And there's volumes to speak on that.

Anonymous said...

what is a system problem? That does not compute... but seriously...what is that.

therapydoc said...

Understanding a system is very complicated, and probably requires a systematic method :), one that we don't have time for right now.

Here it means that his psychology and her psychology and the psychologies of the people they know and love all interact and trigger unconscious (sometimes conscious) responses that reinforce other responses, and ultimately form a homeostatic system of responses that repeat.

That's the long way of saying that people have patterns of response, feeling, and thought that can be interrupted or not, but often should be.

Barbara K. said...

And "the wonderful" can be as simple as -- he takes the inside of the bread and gives you his crust -- without your having to ask for it

Anonymous said...

thank for the answer where could look for more on this particular topic for later computer cruising...

Anonymous said...

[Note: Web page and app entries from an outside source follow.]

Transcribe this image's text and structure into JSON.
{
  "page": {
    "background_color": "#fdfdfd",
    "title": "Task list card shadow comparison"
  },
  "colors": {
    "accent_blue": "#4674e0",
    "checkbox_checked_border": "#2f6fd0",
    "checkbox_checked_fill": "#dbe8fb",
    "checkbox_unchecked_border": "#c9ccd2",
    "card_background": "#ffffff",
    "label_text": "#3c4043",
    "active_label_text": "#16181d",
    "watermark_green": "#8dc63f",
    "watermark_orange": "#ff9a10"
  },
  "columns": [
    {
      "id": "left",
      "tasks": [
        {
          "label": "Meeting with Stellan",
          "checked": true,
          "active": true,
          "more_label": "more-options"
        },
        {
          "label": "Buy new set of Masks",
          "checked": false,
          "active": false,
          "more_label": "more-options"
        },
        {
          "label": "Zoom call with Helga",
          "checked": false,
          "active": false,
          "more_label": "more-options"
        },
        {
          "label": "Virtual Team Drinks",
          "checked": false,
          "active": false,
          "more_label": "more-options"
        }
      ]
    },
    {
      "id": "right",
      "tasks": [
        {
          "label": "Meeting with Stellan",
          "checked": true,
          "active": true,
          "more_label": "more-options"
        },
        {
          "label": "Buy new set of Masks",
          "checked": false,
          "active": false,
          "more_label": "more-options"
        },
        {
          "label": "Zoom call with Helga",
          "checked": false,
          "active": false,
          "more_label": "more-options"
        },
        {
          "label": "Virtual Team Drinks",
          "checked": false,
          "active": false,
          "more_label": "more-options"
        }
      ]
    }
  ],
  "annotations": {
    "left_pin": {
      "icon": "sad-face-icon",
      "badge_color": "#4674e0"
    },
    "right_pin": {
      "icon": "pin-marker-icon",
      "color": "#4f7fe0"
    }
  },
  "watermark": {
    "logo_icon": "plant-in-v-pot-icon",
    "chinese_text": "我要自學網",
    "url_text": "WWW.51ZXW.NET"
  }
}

I'm a firm believer in that we pick our mates in order to work out issues with whichever parent we've had the most issues with. I've married my dad twice now! And I seem to be working through the issues with this one (Thank You God!) And I swear, and tell him, "You married your mother when you married me." In fact, earlier this week I told him I wish he would get over his mother issues so I could quit being her. . .
Before marrying this one, a very wise (male) neighbor of mine who is now departed gave me this piece of advice: Stop looking for Mr. Perfect. He does not exist.

Carole said...

Absolutely awesome...and so very true.
~Carole

Barbara K. said...

You've been tagged for the meme challenge. Check out the rules on my blog:
http://insicknessinhealth.blogspot.com/2007/11/tagged-meme-challenge.html

MT said...

The wonderful is why dachshunds can't learn to shit outside. But I guess mate-selecting isn't exactly a breeding program. As an individual, you can get lucky.

Linzi Rich said...

Lol MT ;)

I was just going to say Doc - the Wonderful is the magic in my second wish/affirmation (inspired by the book Five Wishes you commented on)

Not just for dating, it helps me look past the twice daily routine my husband has of covering the whole counter top in crust and crumbs of freshly sliced bread... amoung other things ;)

#2: "I bathe in the truly wonderful aspects of my husband every day, which fill me with love as pure and untainted as when we first discovered each other."

...because sometimes he brings me that bread toasted with a cup of tea, in bed ;D